THE TASK: Pictures should be left out while the data beneath this task is written out word for word.

....................

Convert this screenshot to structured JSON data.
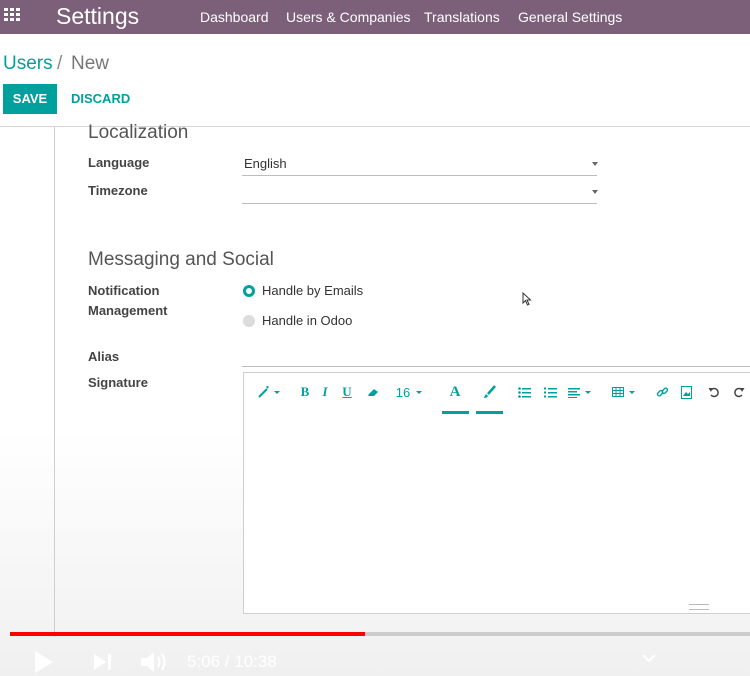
{
  "navbar": {
    "title": "Settings",
    "menu": [
      "Dashboard",
      "Users & Companies",
      "Translations",
      "General Settings"
    ]
  },
  "breadcrumb": {
    "parent": "Users",
    "separator": "/",
    "current": "New"
  },
  "buttons": {
    "save": "SAVE",
    "discard": "DISCARD"
  },
  "localization": {
    "title": "Localization",
    "language_label": "Language",
    "language_value": "English",
    "timezone_label": "Timezone",
    "timezone_value": ""
  },
  "messaging": {
    "title": "Messaging and Social",
    "notification_label_1": "Notification",
    "notification_label_2": "Management",
    "options": [
      "Handle by Emails",
      "Handle in Odoo"
    ],
    "selected": "Handle by Emails",
    "alias_label": "Alias",
    "signature_label": "Signature"
  },
  "editor_toolbar": {
    "font_size": "16",
    "tools": [
      "style",
      "bold",
      "italic",
      "underline",
      "eraser",
      "font-size",
      "font-color",
      "highlight",
      "bullet-list",
      "numbered-list",
      "align",
      "table",
      "link",
      "image",
      "undo",
      "redo"
    ]
  },
  "video": {
    "time": "5:06 / 10:38",
    "progress": 0.48
  },
  "colors": {
    "navbar": "#7c5f78",
    "accent": "#00a09d",
    "progress": "#ff0000"
  }
}
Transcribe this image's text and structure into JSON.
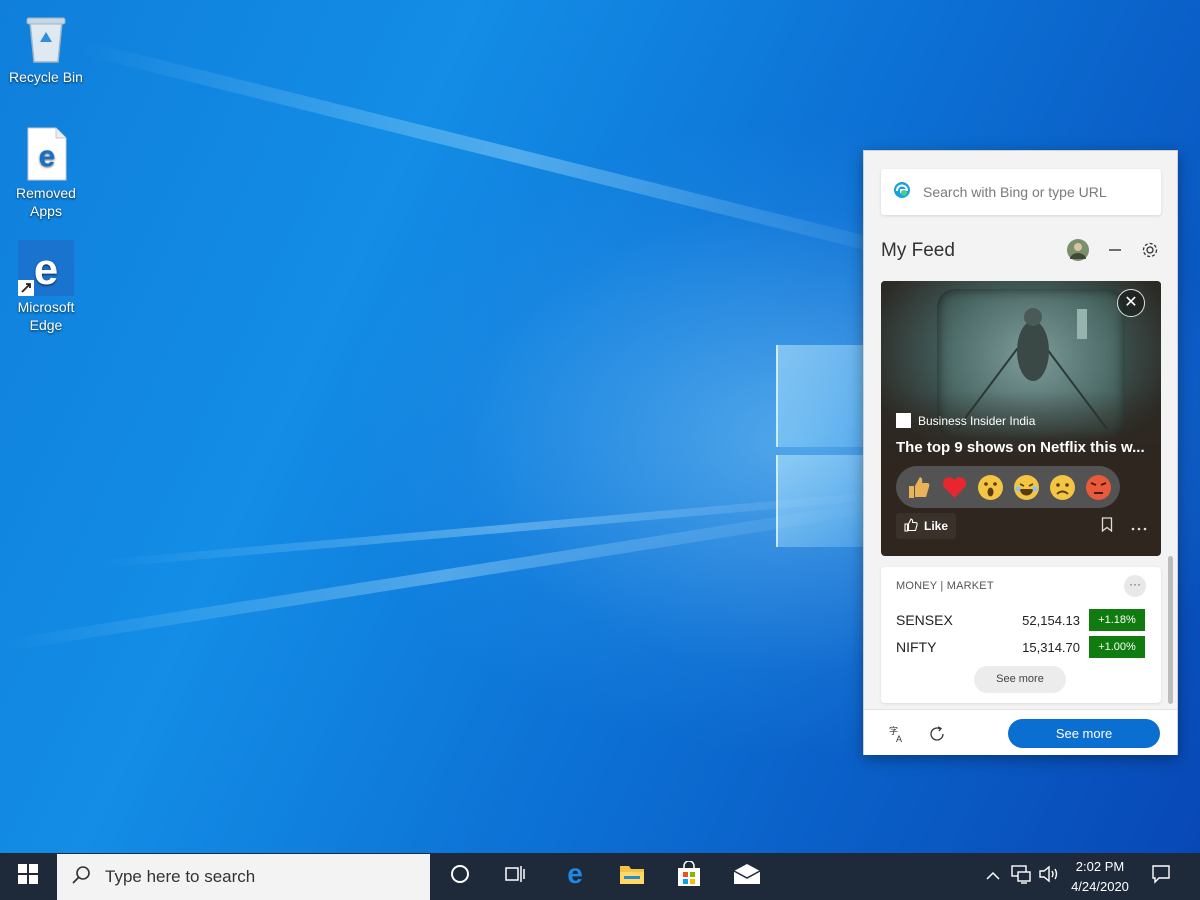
{
  "desktop": {
    "icons": [
      {
        "label": "Recycle Bin"
      },
      {
        "label": "Removed Apps"
      },
      {
        "label": "Microsoft Edge"
      }
    ]
  },
  "feed": {
    "search_placeholder": "Search with Bing or type URL",
    "title": "My Feed",
    "news": {
      "source": "Business Insider India",
      "headline": "The top 9 shows on Netflix this w...",
      "like_label": "Like"
    },
    "market": {
      "label": "MONEY | MARKET",
      "rows": [
        {
          "name": "SENSEX",
          "value": "52,154.13",
          "change": "+1.18%"
        },
        {
          "name": "NIFTY",
          "value": "15,314.70",
          "change": "+1.00%"
        }
      ],
      "see_more": "See more"
    },
    "footer_see_more": "See more"
  },
  "taskbar": {
    "search_placeholder": "Type here to search",
    "time": "2:02 PM",
    "date": "4/24/2020"
  },
  "colors": {
    "accent": "#0a6fd0",
    "positive": "#107c10",
    "taskbar": "#1e2a3a"
  }
}
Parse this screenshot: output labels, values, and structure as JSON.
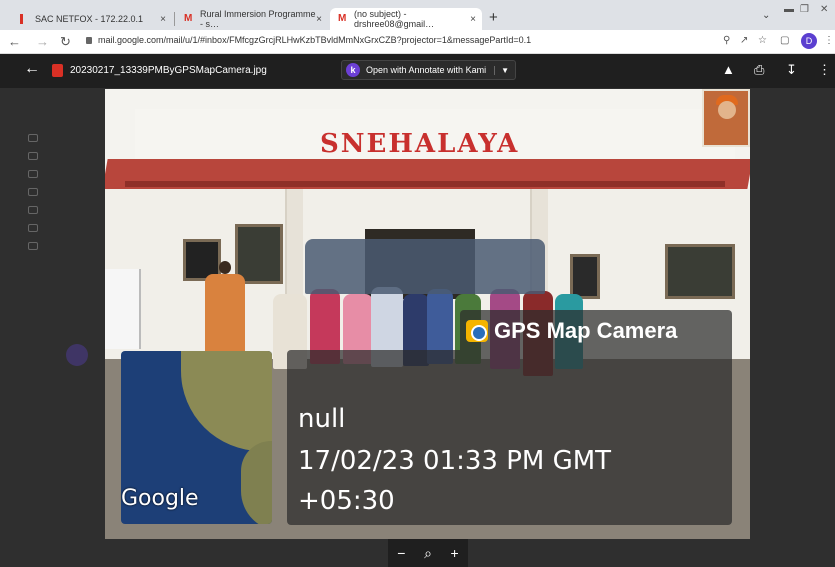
{
  "browser": {
    "tabs": [
      {
        "label": "SAC NETFOX - 172.22.0.1",
        "close": "×",
        "active": false
      },
      {
        "label": "Rural Immersion Programme - s…",
        "close": "×",
        "active": false
      },
      {
        "label": "(no subject) - drshree08@gmail…",
        "close": "×",
        "active": true
      }
    ],
    "new_tab": "+",
    "url": "mail.google.com/mail/u/1/#inbox/FMfcgzGrcjRLHwKzbTBvldMmNxGrxCZB?projector=1&messagePartId=0.1",
    "profile_initial": "D"
  },
  "viewer": {
    "file_name": "20230217_13339PMByGPSMapCamera.jpg",
    "open_with_label": "Open with Annotate with Kami",
    "open_with_icon_letter": "k"
  },
  "photo": {
    "sign_text": "SNEHALAYA",
    "gps_app_name": "GPS Map Camera",
    "location": "null",
    "datetime": "17/02/23 01:33 PM GMT",
    "timezone": "+05:30",
    "map_brand": "Google"
  },
  "zoom": {
    "out": "−",
    "search": "⌕",
    "in": "+"
  },
  "colors": {
    "accent_kami": "#6c3fd6",
    "sign_red": "#c8302e",
    "profile": "#5b3fd0"
  }
}
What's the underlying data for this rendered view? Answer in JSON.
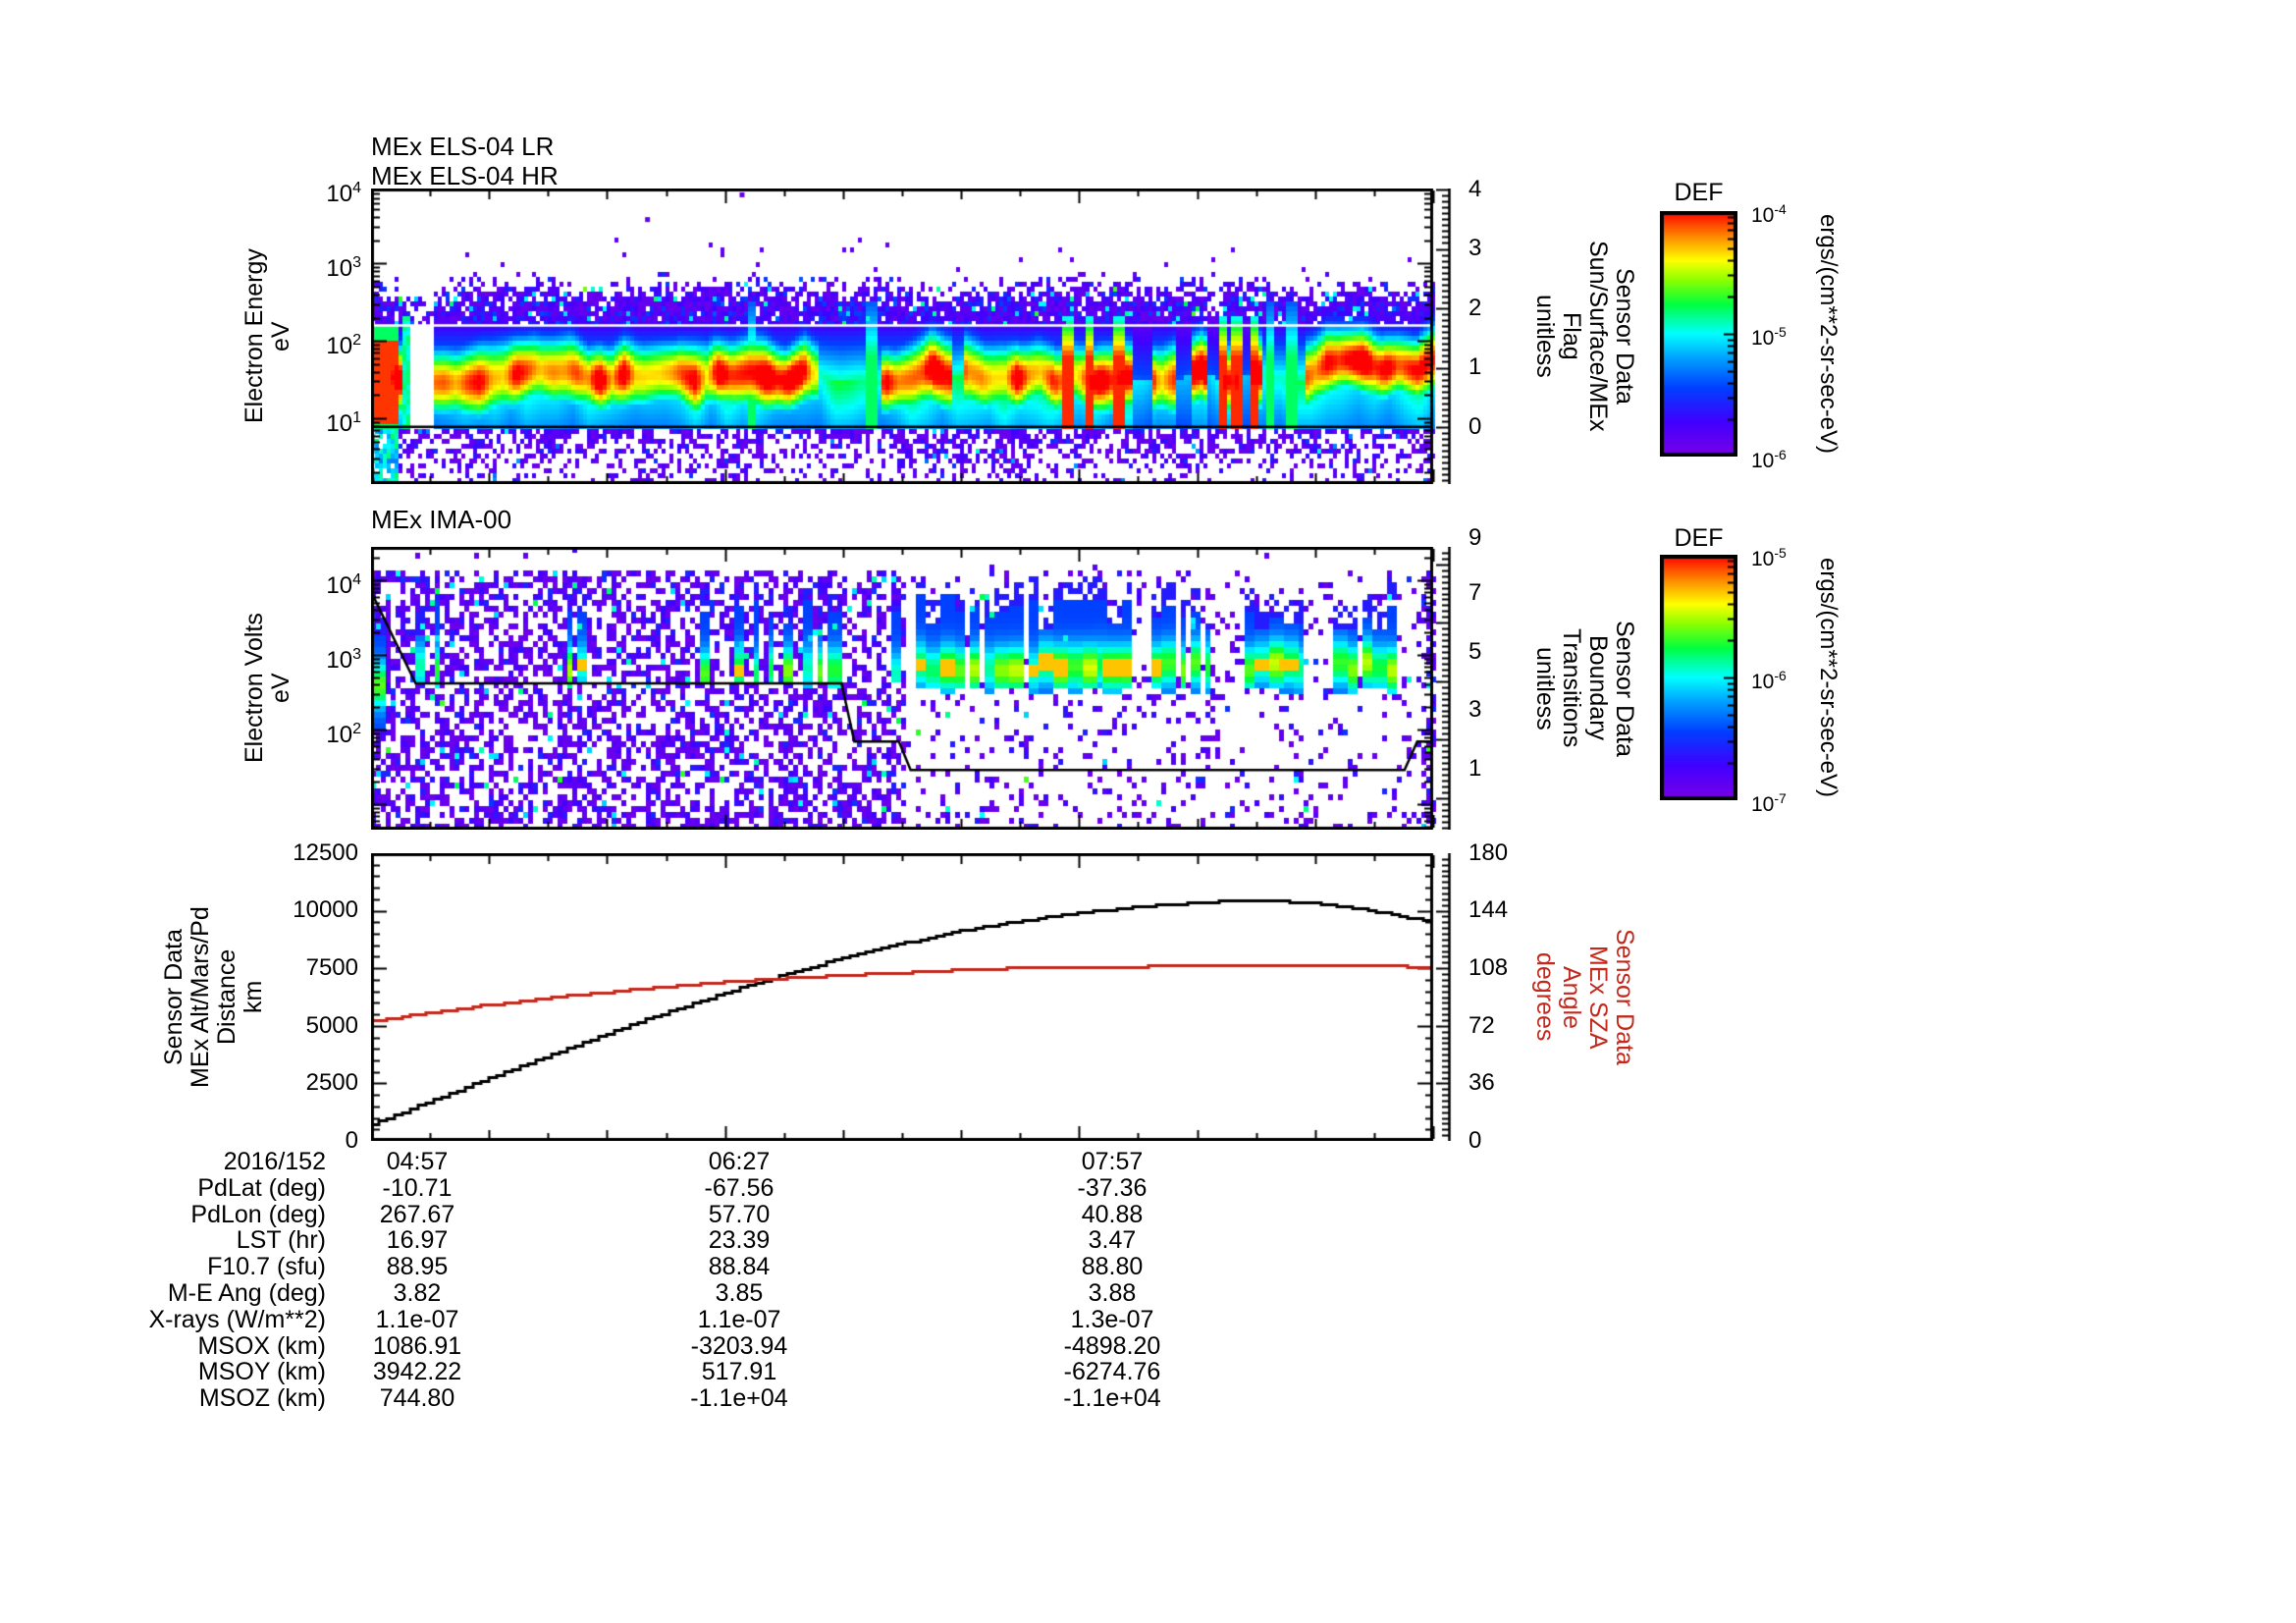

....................

SOLUTION TO THE PROBLEM:
Convert this screenshot to structured JSON data.
{
  "navbar": {
    "title": "Settings",
    "menu": [
      "Dashboard",
      "Users & Companies",
      "Translations",
      "General Settings"
    ]
  },
  "breadcrumb": {
    "parent": "Users",
    "separator": "/",
    "current": "New"
  },
  "buttons": {
    "save": "SAVE",
    "discard": "DISCARD"
  },
  "localization": {
    "title": "Localization",
    "language_label": "Language",
    "language_value": "English",
    "timezone_label": "Timezone",
    "timezone_value": ""
  },
  "messaging": {
    "title": "Messaging and Social",
    "notification_label_1": "Notification",
    "notification_label_2": "Management",
    "options": [
      "Handle by Emails",
      "Handle in Odoo"
    ],
    "selected": "Handle by Emails",
    "alias_label": "Alias",
    "signature_label": "Signature"
  },
  "editor_toolbar": {
    "font_size": "16",
    "tools": [
      "style",
      "bold",
      "italic",
      "underline",
      "eraser",
      "font-size",
      "font-color",
      "highlight",
      "bullet-list",
      "numbered-list",
      "align",
      "table",
      "link",
      "image",
      "undo",
      "redo"
    ]
  },
  "video": {
    "time": "5:06 / 10:38",
    "progress": 0.48
  },
  "colors": {
    "navbar": "#7c5f78",
    "accent": "#00a09d",
    "progress": "#ff0000"
  }
}
Transcribe this image's text and structure into JSON.
{
  "desktop": {
    "icons": [
      {
        "label": "Recycle Bin"
      },
      {
        "label": "Removed Apps"
      },
      {
        "label": "Microsoft Edge"
      }
    ]
  },
  "feed": {
    "search_placeholder": "Search with Bing or type URL",
    "title": "My Feed",
    "news": {
      "source": "Business Insider India",
      "headline": "The top 9 shows on Netflix this w...",
      "like_label": "Like"
    },
    "market": {
      "label": "MONEY | MARKET",
      "rows": [
        {
          "name": "SENSEX",
          "value": "52,154.13",
          "change": "+1.18%"
        },
        {
          "name": "NIFTY",
          "value": "15,314.70",
          "change": "+1.00%"
        }
      ],
      "see_more": "See more"
    },
    "footer_see_more": "See more"
  },
  "taskbar": {
    "search_placeholder": "Type here to search",
    "time": "2:02 PM",
    "date": "4/24/2020"
  },
  "colors": {
    "accent": "#0a6fd0",
    "positive": "#107c10",
    "taskbar": "#1e2a3a"
  }
}
Parse this screenshot: output labels, values, and structure as JSON.
{
  "browser": {
    "tabs": [
      {
        "label": "SAC NETFOX - 172.22.0.1",
        "close": "×",
        "active": false
      },
      {
        "label": "Rural Immersion Programme - s…",
        "close": "×",
        "active": false
      },
      {
        "label": "(no subject) - drshree08@gmail…",
        "close": "×",
        "active": true
      }
    ],
    "new_tab": "+",
    "url": "mail.google.com/mail/u/1/#inbox/FMfcgzGrcjRLHwKzbTBvldMmNxGrxCZB?projector=1&messagePartId=0.1",
    "profile_initial": "D"
  },
  "viewer": {
    "file_name": "20230217_13339PMByGPSMapCamera.jpg",
    "open_with_label": "Open with Annotate with Kami",
    "open_with_icon_letter": "k"
  },
  "photo": {
    "sign_text": "SNEHALAYA",
    "gps_app_name": "GPS Map Camera",
    "location": "null",
    "datetime": "17/02/23 01:33 PM GMT",
    "timezone": "+05:30",
    "map_brand": "Google"
  },
  "zoom": {
    "out": "−",
    "search": "⌕",
    "in": "+"
  },
  "colors": {
    "accent_kami": "#6c3fd6",
    "sign_red": "#c8302e",
    "profile": "#5b3fd0"
  }
}
What's the underlying data for this rendered view? Answer in JSON.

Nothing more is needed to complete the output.